Washington: An Indian origin CEO says he was racially abused and was told to "go back" to India and also take along top Indian-American diplomat Nikki Haley after he refused to defend US president Donald Trump's economic agenda following the racial violence in Virginia.
Ravin Gandhi, founder and CEO of GMM Nonstick Coatings, a global supplier of coatings for cookware and bakeware, penned an op-ed for CNBC following the Charlottesville racial violence but in response was slammed and racially abused by readers, the Chicago Tribune reported.
At least one woman was killed and dozens were injured in Charlottesville last week during clashes between white supremacists and counter-protesters at a rally. Trump, instead of blaming white supremacists, held both sides responsible for the violence and was criticized by both Democrats and Republicans for the response.
"I recently told the New York Times I was 'rooting' for certain aspects of Trump's economic agenda," Gandhi, 44, wrote in the article.
"After Charlottesville and its aftermath, I will not defend Trump even if the Dow hits 50,000, unemployment goes to 1 percent, and GDP grows by 7 percent... I will not in good conscience support a president who seems to hate Americans who don't look like him.
"The fact that Trump equated hate groups with those protesting hate lit me up," Gandhi said. "His moral leadership on this issue is reprehensible."
US-born Gandhi, after his op-ed was published, received a voicemail from an alleged Trump supporter, who told him to "get your (expletive) garbage and go back to India."
"You can take that other half-(expletive) Bangladesh creep with you, Nikki Haley," the woman said in the message.
"She's the one that started all this when she took down the Confederate flag. So don't tell us that you gave him a chance. We don't give a (expletive) who you gave a chance, OK? We're going to start taking down Buddhist statues and see how you and Nikki Haley like that."
The caller told Gandhi to "go clean up your own (expletive) country, it's a filthy mess."
He soon posted the voicemail on the social media and also shared the nastier emails he received, the report said.
"It was obvious that people thought my professional position somewhat protected me," he said. "I wanted to show people that racism is blind to socio-economics.
"Even though my race is a complete non-issue in my day-to-day life, the sad reality is there's a group of racists in the USA that views me as a second-class citizen," he said.
"I wanted my peers in the business community, the civic community, my friend community to see that this can happen to me. Because there's this delusion that racism is dead because (Barack) Obama was elected (president)," Gandhi said.

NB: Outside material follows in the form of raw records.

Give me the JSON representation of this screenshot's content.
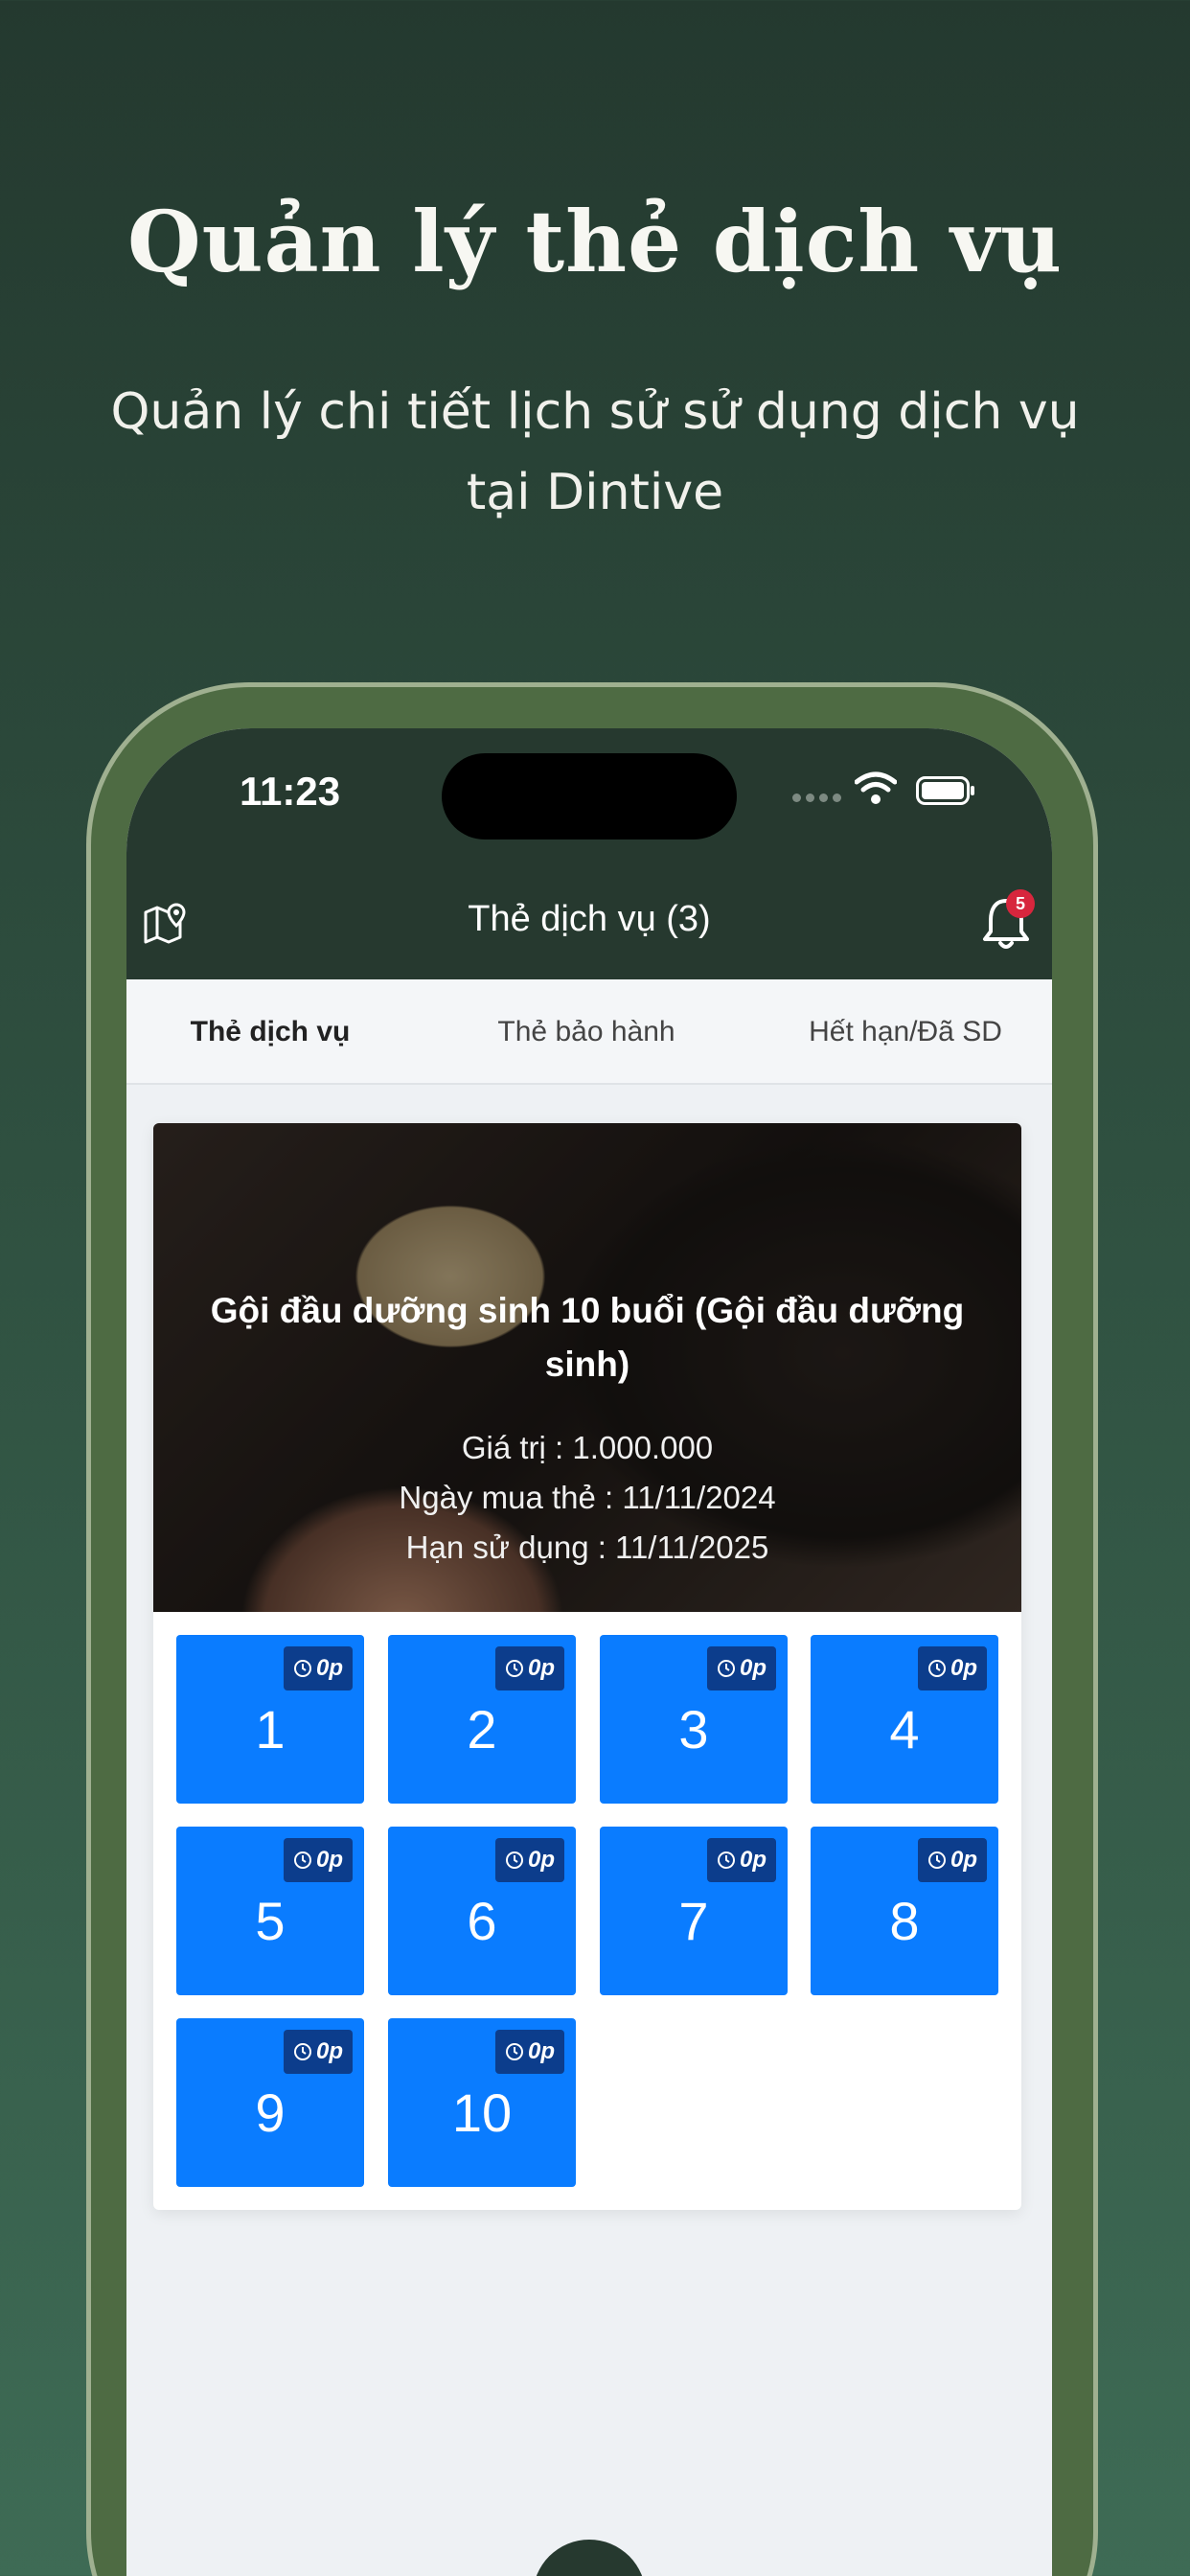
{
  "promo": {
    "title": "Quản lý thẻ dịch vụ",
    "subtitle": "Quản lý chi tiết lịch sử sử dụng dịch vụ tại Dintive"
  },
  "status_bar": {
    "time": "11:23"
  },
  "header": {
    "title": "Thẻ dịch vụ (3)",
    "notification_count": "5",
    "left_icon": "map-pin-icon",
    "right_icon": "bell-icon"
  },
  "tabs": [
    {
      "label": "Thẻ dịch vụ",
      "active": true
    },
    {
      "label": "Thẻ bảo hành",
      "active": false
    },
    {
      "label": "Hết hạn/Đã SD",
      "active": false
    }
  ],
  "card": {
    "title": "Gội đầu dưỡng sinh 10 buổi (Gội đầu dưỡng sinh)",
    "value_line": "Giá trị : 1.000.000",
    "purchase_line": "Ngày mua thẻ : 11/11/2024",
    "expiry_line": "Hạn sử dụng : 11/11/2025"
  },
  "sessions": [
    {
      "number": "1",
      "time": "0p"
    },
    {
      "number": "2",
      "time": "0p"
    },
    {
      "number": "3",
      "time": "0p"
    },
    {
      "number": "4",
      "time": "0p"
    },
    {
      "number": "5",
      "time": "0p"
    },
    {
      "number": "6",
      "time": "0p"
    },
    {
      "number": "7",
      "time": "0p"
    },
    {
      "number": "8",
      "time": "0p"
    },
    {
      "number": "9",
      "time": "0p"
    },
    {
      "number": "10",
      "time": "0p"
    }
  ],
  "colors": {
    "header_bg": "#26392f",
    "session_tile": "#0a7cff",
    "session_badge": "#0c3d8c",
    "badge_red": "#d7263d",
    "phone_frame": "#4e6b43"
  }
}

He said while his sharing a "bigoted" voicemail may not make a big difference, he will speak out against such abuse as long as he has a platform to do so.